- **What the exercise asks**
In the entries below, every line with the string "PostController" is to be reported.

Interface dataset entries
Content starts

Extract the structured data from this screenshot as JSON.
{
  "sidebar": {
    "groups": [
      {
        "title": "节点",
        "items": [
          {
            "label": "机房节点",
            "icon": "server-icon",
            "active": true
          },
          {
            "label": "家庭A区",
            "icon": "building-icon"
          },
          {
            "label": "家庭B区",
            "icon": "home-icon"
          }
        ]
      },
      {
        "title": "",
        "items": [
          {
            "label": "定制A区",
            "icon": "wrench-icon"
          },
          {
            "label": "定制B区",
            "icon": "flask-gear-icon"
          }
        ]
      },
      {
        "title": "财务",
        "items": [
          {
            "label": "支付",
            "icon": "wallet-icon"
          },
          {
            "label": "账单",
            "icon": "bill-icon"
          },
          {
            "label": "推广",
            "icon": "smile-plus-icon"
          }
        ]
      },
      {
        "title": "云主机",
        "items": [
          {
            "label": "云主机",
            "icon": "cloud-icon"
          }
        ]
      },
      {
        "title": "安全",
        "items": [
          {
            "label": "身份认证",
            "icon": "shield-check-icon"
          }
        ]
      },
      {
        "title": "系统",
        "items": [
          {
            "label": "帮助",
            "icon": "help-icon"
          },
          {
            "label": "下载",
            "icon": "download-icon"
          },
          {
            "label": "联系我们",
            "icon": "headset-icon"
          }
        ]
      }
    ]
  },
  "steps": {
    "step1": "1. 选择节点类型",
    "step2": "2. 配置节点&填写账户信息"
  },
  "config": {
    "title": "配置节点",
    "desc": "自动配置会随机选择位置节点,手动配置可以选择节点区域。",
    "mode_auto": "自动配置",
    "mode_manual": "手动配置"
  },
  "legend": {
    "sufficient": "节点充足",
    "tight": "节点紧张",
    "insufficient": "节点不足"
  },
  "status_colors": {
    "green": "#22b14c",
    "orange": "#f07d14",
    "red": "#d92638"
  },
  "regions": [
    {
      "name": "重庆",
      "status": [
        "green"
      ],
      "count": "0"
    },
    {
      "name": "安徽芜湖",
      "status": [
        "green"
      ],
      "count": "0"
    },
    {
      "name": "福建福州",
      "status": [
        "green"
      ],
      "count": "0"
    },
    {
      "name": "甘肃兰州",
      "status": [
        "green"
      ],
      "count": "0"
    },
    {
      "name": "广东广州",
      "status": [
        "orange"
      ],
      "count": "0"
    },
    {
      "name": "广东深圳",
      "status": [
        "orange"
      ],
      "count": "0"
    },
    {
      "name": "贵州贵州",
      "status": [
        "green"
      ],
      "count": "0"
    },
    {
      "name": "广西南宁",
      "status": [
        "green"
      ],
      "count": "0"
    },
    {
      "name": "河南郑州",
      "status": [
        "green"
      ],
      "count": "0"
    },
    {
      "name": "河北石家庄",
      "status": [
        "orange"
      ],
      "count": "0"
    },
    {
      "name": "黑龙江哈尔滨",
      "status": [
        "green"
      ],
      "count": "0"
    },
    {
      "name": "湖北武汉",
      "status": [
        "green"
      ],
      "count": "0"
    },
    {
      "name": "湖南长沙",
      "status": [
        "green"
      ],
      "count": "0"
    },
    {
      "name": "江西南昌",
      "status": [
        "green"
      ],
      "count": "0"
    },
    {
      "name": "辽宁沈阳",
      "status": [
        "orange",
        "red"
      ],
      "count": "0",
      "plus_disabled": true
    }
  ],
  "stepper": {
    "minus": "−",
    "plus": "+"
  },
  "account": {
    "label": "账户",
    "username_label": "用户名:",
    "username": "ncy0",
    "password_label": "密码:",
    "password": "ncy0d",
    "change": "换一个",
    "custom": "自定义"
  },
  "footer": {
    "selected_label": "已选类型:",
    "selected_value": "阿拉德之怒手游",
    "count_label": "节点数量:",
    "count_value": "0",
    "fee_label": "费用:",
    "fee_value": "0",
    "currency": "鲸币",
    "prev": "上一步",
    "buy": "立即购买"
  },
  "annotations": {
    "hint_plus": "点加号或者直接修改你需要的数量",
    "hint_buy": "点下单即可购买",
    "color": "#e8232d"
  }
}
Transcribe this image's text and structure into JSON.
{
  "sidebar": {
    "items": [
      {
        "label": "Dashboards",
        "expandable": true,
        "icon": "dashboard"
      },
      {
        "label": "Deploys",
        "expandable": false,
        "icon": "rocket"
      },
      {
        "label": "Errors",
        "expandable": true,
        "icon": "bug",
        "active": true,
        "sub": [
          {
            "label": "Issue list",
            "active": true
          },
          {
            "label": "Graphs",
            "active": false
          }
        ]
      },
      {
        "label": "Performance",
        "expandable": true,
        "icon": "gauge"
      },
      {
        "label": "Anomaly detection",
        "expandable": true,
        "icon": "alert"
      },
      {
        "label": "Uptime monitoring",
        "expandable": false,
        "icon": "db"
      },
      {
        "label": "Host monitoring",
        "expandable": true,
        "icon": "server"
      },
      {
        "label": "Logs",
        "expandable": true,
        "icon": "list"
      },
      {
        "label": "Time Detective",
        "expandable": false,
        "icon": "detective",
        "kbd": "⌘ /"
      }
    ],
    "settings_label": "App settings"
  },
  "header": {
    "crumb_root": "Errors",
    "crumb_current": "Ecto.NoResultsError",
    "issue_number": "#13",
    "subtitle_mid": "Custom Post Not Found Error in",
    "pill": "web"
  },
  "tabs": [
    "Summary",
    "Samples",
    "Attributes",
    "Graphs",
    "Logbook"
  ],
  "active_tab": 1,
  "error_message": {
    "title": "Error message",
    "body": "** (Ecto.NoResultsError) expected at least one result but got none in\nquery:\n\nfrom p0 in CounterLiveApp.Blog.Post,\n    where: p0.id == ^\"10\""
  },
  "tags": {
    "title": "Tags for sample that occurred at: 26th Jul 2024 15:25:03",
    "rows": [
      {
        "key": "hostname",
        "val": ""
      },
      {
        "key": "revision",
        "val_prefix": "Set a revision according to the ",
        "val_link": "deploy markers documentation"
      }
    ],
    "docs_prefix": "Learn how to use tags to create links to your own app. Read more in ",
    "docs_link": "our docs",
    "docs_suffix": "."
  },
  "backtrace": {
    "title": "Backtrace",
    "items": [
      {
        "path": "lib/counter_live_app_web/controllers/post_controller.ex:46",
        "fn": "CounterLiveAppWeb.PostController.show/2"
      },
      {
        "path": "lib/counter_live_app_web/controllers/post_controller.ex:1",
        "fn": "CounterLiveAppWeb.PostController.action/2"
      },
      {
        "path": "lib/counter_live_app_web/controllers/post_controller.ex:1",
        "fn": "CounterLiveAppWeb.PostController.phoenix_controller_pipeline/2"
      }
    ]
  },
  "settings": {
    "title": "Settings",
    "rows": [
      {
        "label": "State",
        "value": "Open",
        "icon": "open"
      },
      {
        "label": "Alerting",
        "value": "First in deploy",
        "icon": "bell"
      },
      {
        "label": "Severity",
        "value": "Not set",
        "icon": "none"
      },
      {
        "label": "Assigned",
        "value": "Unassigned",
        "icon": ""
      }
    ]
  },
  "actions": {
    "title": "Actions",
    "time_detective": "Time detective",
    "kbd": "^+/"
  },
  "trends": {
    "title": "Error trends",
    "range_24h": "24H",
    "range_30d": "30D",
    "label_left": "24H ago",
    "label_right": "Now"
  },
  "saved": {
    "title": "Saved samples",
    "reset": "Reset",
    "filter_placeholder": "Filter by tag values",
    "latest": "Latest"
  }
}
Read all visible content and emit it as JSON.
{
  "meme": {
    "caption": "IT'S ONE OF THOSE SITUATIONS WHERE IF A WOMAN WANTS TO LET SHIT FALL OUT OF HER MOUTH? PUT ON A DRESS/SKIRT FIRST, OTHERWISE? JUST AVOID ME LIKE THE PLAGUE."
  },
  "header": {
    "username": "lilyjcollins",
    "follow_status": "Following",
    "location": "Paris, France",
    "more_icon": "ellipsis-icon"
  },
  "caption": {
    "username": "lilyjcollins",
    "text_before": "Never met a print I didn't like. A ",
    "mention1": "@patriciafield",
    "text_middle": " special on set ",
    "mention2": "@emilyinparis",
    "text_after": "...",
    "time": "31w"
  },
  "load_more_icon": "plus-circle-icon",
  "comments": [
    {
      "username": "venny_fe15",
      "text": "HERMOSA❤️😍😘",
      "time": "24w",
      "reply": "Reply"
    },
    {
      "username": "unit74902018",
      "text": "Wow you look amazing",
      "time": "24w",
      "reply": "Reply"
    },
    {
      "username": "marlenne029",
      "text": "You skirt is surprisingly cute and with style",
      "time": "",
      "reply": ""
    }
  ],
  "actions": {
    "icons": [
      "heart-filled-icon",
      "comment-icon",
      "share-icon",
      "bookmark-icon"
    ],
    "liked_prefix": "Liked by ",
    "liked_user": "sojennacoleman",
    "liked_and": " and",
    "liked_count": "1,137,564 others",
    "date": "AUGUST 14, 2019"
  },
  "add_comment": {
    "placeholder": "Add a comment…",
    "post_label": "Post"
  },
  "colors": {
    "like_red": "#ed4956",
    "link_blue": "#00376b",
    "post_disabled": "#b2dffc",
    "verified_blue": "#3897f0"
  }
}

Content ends

- **Your response**
        "fn": "CounterLiveAppWeb.PostController.show/2"
        "fn": "CounterLiveAppWeb.PostController.action/2"
        "fn": "CounterLiveAppWeb.PostController.phoenix_controller_pipeline/2"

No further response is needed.